▸ **Description of the task**
Pull every line of the entries that has the word "list".

(Collection entries)
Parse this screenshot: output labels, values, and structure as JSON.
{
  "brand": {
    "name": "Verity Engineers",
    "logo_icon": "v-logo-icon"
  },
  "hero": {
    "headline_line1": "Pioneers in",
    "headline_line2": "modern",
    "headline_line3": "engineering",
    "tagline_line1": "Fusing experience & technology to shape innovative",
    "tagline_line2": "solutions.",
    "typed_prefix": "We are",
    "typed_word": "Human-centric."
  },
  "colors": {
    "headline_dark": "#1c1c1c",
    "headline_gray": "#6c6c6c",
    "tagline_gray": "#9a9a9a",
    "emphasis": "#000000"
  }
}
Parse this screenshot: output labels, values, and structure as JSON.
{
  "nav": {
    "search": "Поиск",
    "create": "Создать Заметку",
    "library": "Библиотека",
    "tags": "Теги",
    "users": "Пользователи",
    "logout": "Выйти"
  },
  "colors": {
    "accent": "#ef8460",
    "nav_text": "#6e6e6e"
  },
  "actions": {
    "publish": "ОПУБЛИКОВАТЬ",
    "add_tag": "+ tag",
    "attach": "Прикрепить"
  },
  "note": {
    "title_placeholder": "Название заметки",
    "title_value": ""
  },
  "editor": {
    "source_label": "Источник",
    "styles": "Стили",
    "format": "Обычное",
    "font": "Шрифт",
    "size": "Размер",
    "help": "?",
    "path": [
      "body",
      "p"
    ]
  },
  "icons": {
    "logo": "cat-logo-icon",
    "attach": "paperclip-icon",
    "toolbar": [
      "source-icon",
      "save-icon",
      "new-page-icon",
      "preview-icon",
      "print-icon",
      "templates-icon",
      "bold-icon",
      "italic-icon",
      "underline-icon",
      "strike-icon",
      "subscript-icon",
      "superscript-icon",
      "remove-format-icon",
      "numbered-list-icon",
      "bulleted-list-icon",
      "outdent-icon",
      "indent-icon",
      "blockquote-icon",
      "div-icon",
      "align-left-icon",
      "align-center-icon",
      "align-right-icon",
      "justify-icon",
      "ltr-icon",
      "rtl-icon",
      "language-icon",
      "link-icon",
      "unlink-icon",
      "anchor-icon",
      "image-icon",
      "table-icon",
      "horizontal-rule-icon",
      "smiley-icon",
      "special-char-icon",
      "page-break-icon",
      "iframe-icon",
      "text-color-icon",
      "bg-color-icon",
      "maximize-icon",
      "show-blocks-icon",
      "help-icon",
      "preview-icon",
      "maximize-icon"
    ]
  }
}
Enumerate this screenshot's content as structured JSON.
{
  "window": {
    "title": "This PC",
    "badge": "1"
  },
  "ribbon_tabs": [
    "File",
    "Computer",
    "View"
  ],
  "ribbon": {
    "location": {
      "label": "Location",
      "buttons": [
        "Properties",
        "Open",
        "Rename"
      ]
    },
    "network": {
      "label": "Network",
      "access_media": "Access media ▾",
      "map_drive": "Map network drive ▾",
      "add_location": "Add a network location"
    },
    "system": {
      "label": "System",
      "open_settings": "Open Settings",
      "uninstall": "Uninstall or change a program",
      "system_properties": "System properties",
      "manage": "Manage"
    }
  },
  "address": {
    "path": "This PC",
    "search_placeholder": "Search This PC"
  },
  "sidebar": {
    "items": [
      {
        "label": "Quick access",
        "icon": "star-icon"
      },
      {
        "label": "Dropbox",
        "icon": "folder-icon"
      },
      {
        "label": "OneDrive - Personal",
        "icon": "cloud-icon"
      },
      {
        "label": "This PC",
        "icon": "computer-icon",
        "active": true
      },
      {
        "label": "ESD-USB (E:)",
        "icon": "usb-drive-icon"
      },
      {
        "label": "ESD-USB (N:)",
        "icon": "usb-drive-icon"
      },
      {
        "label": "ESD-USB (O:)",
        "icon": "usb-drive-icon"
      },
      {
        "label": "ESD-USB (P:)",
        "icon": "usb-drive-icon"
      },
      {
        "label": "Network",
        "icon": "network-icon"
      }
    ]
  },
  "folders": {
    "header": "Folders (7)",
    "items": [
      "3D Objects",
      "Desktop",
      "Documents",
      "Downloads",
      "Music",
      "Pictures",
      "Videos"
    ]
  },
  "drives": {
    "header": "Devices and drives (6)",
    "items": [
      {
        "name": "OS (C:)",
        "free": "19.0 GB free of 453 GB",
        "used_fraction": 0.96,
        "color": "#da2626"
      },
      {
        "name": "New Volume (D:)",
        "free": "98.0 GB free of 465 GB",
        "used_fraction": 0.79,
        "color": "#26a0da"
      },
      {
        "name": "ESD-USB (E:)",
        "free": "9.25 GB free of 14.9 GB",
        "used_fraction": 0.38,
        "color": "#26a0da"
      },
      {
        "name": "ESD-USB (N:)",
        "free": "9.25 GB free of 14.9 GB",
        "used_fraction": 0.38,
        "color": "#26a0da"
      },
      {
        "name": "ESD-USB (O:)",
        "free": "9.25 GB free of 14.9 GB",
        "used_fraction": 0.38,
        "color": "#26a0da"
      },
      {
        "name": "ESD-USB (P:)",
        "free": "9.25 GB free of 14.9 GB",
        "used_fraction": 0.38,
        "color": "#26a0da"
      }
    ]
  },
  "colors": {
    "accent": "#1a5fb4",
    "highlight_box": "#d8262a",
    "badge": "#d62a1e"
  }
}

▸ **Answer section**
      "numbered-list-icon",
      "bulleted-list-icon",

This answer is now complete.